A Flute Made on a 3D Printer, and the Possibilities to Come
Nice video by Charlie North that combines some of the main elements of my PhD – Sketching, Interaction Design, Tangible Interfaces and Music. I particularly like the way that the scrunching up of the paper relates to the low-pass filter… would be great to see a fully functional version of this type of interface!
Spotted on: Create Digital Music
Rikard Lindell, creator of C3Loops has put up a new website with details of his C3Loops system here:
A video of C3Loops in action is shown above, and here’s some blurb on C3Loops from the website:
The C3LOOPS prototype was create in the resarch project Creative Activites Framework for Content Centric Interaction Techniques (ConCentric CRAFT or C3). The driving vision is that information content is the base for all interaction between users and the systems. I call this concept content centric interaction. Users conduct their activities in an unbroken creative flow.
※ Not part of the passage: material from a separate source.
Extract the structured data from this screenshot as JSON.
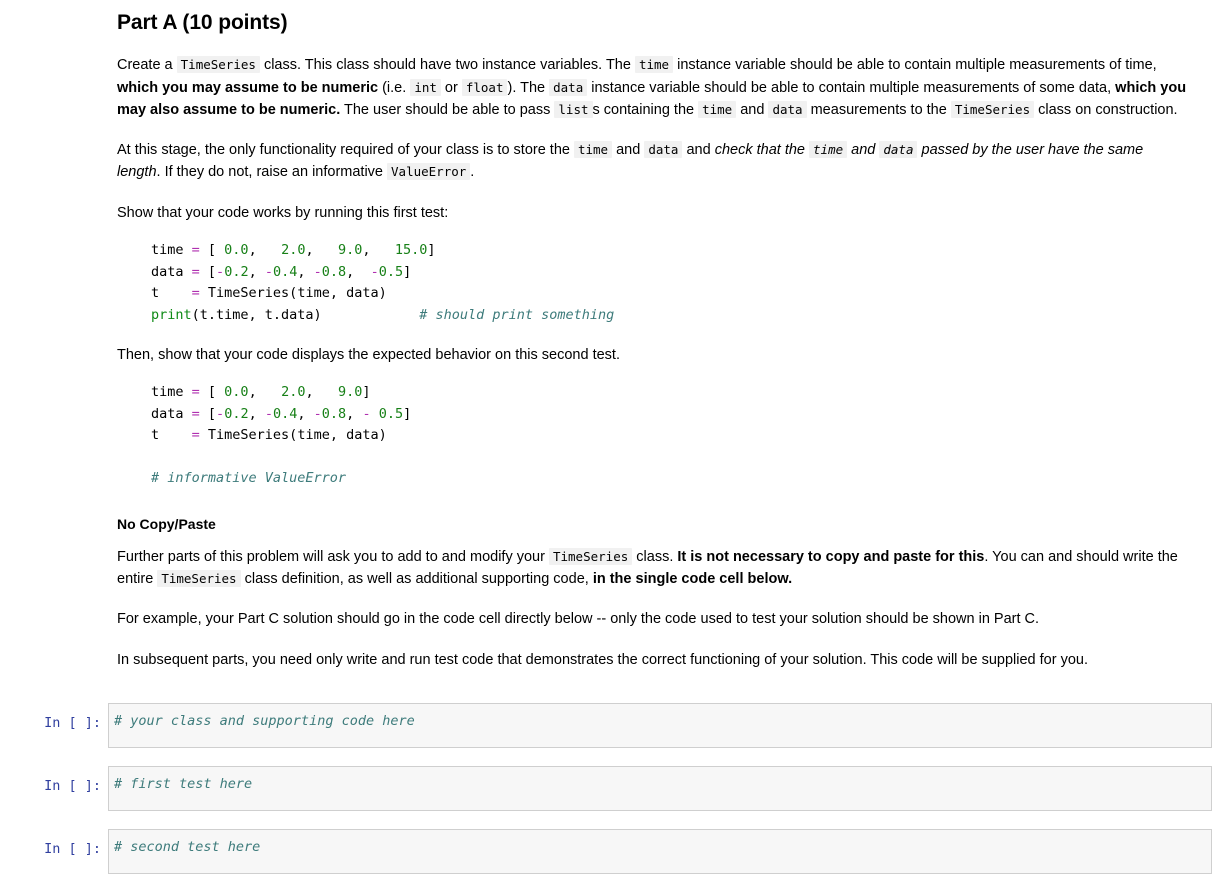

Collaborating laptop musicians and video artists use C3LOOPS in real performance situations using monophonic touch screen or keyboard-and-mouse. The computer is a surface onto which all the user’s’ information content is visualised; the surface can extend to infinity like a magic paper. Surface interaction permits content centric computing, where content of different data type is moulded into blended media.
“The Rhythm Ring interactive rhythm sequencer is an engaging musical device that enables the user to create a plethora of rhythms and beat patterns with the touch of their own fingers.
Besides being fun to play with, the Rhythm Ring provides a tangible method of arranging a musical rhythm. In our design, the user can arrange beats and modify them in real time by moving steel ball bearings between holes—a physical representation of notes on a musical staff. The Rhythm Ring continuously loops up to three tracks, each with its own voice. A central ring of LEDs provide the user with live feedback for current “playhead” position, and bright LEDs pulse when a note is played due to a detected bearing. The three tracks allow the playback of three different percussion sounds: snare, hi-hat, and bass drum.”
I’m really pleased that one of my projects has inspired another musical instrument to be designed and built. If anyone else is doing anything similar, then please get in touch!
Just spotted the BoxBeat project on the MAKEzine blog. It’s a simple instrument that superimposes a percussion sound on your finger-tapping. I like the idea of creating instruments that you interact with indirectly (in this case through the table).